MORTALITY RATE – is the number of deaths per thousand people.
INFANT MORTALITY RATE – shows the number of deaths among infants under age one per thousand live births. In the 1800s, the worldwide infant rate was 200- 300. It is now much lower, but some countries still approach and even go over 100.
LIFE EXPECTANCY - average years a person born in a country would live if mortality at each age remains constant in the future. The world average is currently 67.2 years (65.0 for males and 69.5 for females).
POPULATION PYRAMIDS show sex and age distribution of a population.
Top 10 Most Populated Countries 1. China – 1.33 Billion 2. India – 1.15 Billion 3. United States – 310 Million 4. Indonesia – 238 Million 5. Brazil – 197 Million 6. Pakistan – 173 Million 7. Bangladesh 154 Million 8. Nigeria – 147 Million 9. Russia – 141 Million 10. Japan – 127 Million By 2025, the U. S. will still be third in the rankings, but India should surpass China. Both Russia and Japan will drop off the list due to stagnant population growth.
Population Distribution The billions of people who live on the Earth are not evenly distributed across the planet. In fact, large chunks of the planet are really not that suitable for living. About 90% of people actually live in the Northern Hemisphere and one out of every two lives either in eastern or southern Asia. Other areas may be too cold, too mountainous, or too dry.
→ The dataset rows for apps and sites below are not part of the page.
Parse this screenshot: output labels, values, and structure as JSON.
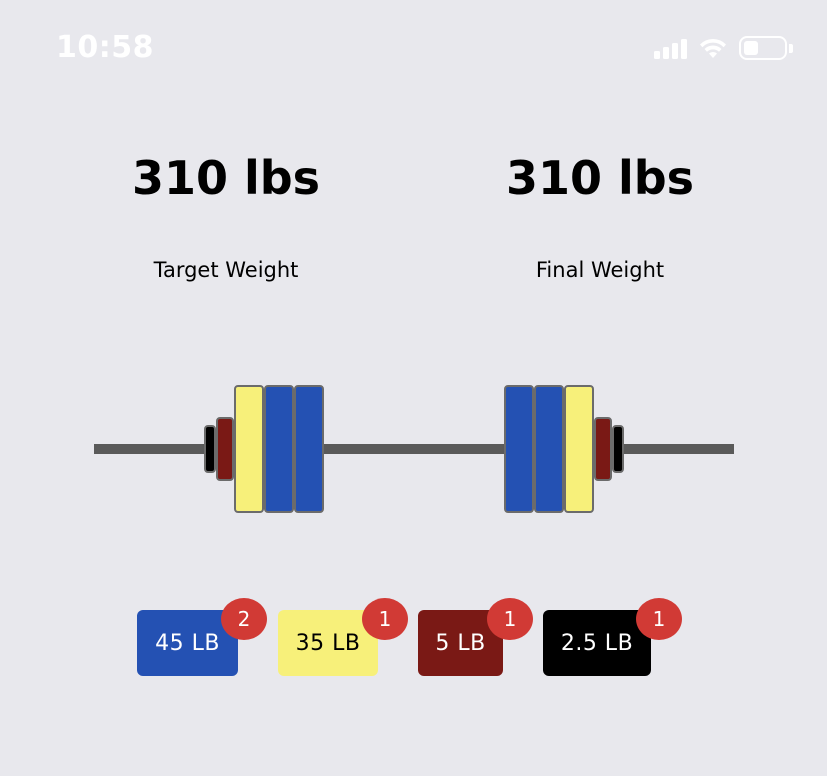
{
  "status_bar": {
    "time": "10:58",
    "icons": [
      "cellular-signal-icon",
      "wifi-icon",
      "battery-icon"
    ]
  },
  "target": {
    "value": "310 lbs",
    "label": "Target Weight"
  },
  "final": {
    "value": "310 lbs",
    "label": "Final Weight"
  },
  "plates": [
    {
      "label": "45 LB",
      "count": "2",
      "color": "#2451b3",
      "text_color": "#ffffff"
    },
    {
      "label": "35 LB",
      "count": "1",
      "color": "#f7f07a",
      "text_color": "#000000"
    },
    {
      "label": "5 LB",
      "count": "1",
      "color": "#7a1915",
      "text_color": "#ffffff"
    },
    {
      "label": "2.5 LB",
      "count": "1",
      "color": "#000000",
      "text_color": "#ffffff"
    }
  ],
  "colors": {
    "background": "#e8e8ed",
    "bar": "#5a5a5a",
    "badge": "#d13a35"
  }
}
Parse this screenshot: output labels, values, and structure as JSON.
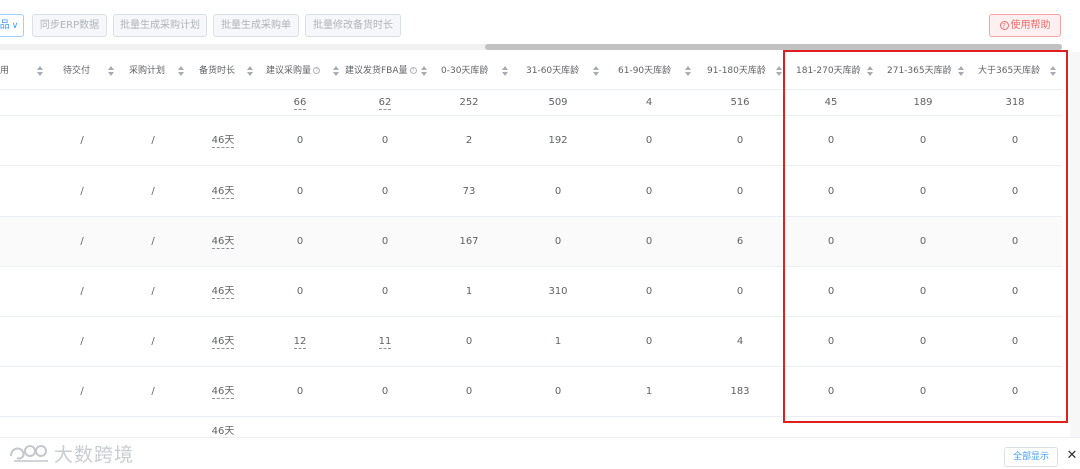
{
  "toolbar": {
    "filter_label": "品",
    "buttons": [
      "同步ERP数据",
      "批量生成采购计划",
      "批量生成采购单",
      "批量修改备货时长"
    ],
    "help_label": "使用帮助"
  },
  "table": {
    "columns": [
      "用",
      "待交付",
      "采购计划",
      "备货时长",
      "建议采购量",
      "建议发货FBA量",
      "0-30天库龄",
      "31-60天库龄",
      "61-90天库龄",
      "91-180天库龄",
      "181-270天库龄",
      "271-365天库龄",
      "大于365天库龄"
    ],
    "totals": [
      "",
      "",
      "",
      "",
      "66",
      "62",
      "252",
      "509",
      "4",
      "516",
      "45",
      "189",
      "318"
    ],
    "rows": [
      [
        "",
        "/",
        "/",
        "46天",
        "0",
        "0",
        "2",
        "192",
        "0",
        "0",
        "0",
        "0",
        "0"
      ],
      [
        "",
        "/",
        "/",
        "46天",
        "0",
        "0",
        "73",
        "0",
        "0",
        "0",
        "0",
        "0",
        "0"
      ],
      [
        "",
        "/",
        "/",
        "46天",
        "0",
        "0",
        "167",
        "0",
        "0",
        "6",
        "0",
        "0",
        "0"
      ],
      [
        "",
        "/",
        "/",
        "46天",
        "0",
        "0",
        "1",
        "310",
        "0",
        "0",
        "0",
        "0",
        "0"
      ],
      [
        "",
        "/",
        "/",
        "46天",
        "12",
        "11",
        "0",
        "1",
        "0",
        "4",
        "0",
        "0",
        "0"
      ],
      [
        "",
        "/",
        "/",
        "46天",
        "0",
        "0",
        "0",
        "0",
        "1",
        "183",
        "0",
        "0",
        "0"
      ],
      [
        "",
        "",
        "",
        "46天",
        "",
        "",
        "",
        "",
        "",
        "",
        "",
        "",
        ""
      ]
    ]
  },
  "footer": {
    "watermark": "大数跨境",
    "show_all_label": "全部显示",
    "close_label": "✕"
  }
}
To understand how heavily populated an area is, geographers use a figure called population density. POPULATION DENSITY – is the average number of people who live in a measurable area. It is reached by dividing the total number of people by the land they occupy. A common measurement is per square mile.
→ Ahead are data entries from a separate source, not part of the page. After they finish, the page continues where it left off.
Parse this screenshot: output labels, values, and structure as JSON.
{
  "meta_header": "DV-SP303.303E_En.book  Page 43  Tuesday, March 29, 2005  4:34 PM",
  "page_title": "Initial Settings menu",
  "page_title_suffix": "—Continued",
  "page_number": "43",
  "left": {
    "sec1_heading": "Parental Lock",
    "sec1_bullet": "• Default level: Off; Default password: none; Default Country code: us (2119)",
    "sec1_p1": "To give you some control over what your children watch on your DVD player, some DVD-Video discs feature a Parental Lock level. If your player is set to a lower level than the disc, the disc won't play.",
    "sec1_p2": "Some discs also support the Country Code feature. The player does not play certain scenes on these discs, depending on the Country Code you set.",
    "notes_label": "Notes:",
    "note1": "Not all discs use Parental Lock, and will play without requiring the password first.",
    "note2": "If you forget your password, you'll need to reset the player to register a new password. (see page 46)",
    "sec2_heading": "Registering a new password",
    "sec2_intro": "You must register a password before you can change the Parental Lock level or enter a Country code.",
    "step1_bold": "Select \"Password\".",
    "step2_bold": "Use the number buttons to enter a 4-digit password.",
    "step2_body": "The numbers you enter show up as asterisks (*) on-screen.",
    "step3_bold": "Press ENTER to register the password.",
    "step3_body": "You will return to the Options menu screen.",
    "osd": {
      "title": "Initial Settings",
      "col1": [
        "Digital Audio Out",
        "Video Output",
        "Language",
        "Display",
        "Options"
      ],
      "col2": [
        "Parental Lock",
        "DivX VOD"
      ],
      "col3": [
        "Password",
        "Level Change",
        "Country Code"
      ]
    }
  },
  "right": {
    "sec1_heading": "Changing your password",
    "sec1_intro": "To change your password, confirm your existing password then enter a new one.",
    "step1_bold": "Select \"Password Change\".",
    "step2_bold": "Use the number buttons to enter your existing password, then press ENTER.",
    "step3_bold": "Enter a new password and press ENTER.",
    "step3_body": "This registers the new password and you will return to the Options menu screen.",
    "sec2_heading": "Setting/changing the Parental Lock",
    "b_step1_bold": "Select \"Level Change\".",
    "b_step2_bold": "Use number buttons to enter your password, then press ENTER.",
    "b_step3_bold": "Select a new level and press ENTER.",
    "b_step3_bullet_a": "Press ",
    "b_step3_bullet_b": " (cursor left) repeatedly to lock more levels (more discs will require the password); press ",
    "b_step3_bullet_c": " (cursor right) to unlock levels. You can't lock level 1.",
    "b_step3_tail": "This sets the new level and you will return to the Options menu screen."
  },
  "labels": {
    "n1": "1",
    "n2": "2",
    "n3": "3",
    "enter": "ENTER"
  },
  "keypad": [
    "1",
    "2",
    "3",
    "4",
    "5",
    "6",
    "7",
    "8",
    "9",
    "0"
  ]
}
Population Density Map of the World The average size of the world's 100 largest cities grew from around 0.2 million in 1800 to 0.7 million in 1900 to 6.2 million in 2000!
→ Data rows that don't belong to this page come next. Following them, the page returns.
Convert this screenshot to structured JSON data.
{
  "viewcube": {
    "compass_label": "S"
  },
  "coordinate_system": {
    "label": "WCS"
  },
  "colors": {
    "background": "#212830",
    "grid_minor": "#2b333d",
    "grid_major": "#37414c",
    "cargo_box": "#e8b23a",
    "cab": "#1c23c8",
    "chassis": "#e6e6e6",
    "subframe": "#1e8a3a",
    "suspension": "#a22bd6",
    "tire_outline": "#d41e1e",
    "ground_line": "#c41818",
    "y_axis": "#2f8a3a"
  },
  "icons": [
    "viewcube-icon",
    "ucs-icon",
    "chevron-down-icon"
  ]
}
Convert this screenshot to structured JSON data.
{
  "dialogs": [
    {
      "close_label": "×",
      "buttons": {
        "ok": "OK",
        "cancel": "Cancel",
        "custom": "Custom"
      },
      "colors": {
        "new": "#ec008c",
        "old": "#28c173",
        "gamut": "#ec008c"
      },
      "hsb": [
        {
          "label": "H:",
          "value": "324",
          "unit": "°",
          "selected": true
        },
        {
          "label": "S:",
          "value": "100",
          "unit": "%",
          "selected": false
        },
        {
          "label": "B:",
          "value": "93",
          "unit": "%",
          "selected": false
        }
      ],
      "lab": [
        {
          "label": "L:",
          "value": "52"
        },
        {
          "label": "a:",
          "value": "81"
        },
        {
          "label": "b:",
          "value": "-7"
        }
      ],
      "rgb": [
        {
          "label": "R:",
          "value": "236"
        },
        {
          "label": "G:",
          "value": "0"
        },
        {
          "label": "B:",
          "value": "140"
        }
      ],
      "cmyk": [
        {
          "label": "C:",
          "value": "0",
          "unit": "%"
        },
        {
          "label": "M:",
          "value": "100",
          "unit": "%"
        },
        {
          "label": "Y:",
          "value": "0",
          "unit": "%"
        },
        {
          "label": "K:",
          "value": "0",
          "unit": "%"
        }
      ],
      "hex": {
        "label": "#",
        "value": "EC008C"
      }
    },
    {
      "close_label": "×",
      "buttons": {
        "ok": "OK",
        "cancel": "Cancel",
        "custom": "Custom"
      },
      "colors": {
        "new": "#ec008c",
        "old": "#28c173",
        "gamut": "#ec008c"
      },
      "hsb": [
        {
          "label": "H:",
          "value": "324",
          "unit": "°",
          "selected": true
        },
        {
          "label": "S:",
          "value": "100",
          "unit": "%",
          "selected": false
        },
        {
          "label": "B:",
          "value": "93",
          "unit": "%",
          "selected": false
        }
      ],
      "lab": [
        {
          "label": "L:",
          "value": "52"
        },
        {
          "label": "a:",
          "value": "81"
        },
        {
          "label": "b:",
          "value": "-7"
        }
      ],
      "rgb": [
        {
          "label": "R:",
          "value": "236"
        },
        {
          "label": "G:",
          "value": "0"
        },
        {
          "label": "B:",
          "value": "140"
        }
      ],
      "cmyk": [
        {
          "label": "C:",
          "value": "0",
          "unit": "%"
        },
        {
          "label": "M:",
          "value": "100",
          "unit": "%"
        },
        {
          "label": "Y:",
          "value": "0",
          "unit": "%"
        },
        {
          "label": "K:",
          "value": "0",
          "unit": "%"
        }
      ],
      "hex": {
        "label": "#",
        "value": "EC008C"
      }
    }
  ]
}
10 Crowded/Least Crowded States People Per Square Mile 1. New Jersey 1,171 2. Rhode Island 1,006 3. Massachusetts 829 4. Connecticut 723 5. Maryland 576 6. Delaware 447 7. New York 413 8. Florida 340 9. Ohio 281 10. Pennsylvania 278 1. Alaska 1.2 2. Wyoming 5.5 3. Montana 6.7 4. North Dakota 9.3 5. South Dakota 10.6 6. New Mexico 16.35 7. Idaho 18.42 8. Nebraska 23.20 9. Nevada 23.68 10. Utah 33.31
Carrying Capacity The number of organisms a piece of land can support is referred to as its CARRYING CAPACITY. A piece of land with fertile soil, that is irrigated, or that has access to modern farming techniques such fertilization or modern farm equipment, will generally increase the capacity of the land. In some places where few people farm, if enough wealth is brought in from shipping and trade, people can import their food.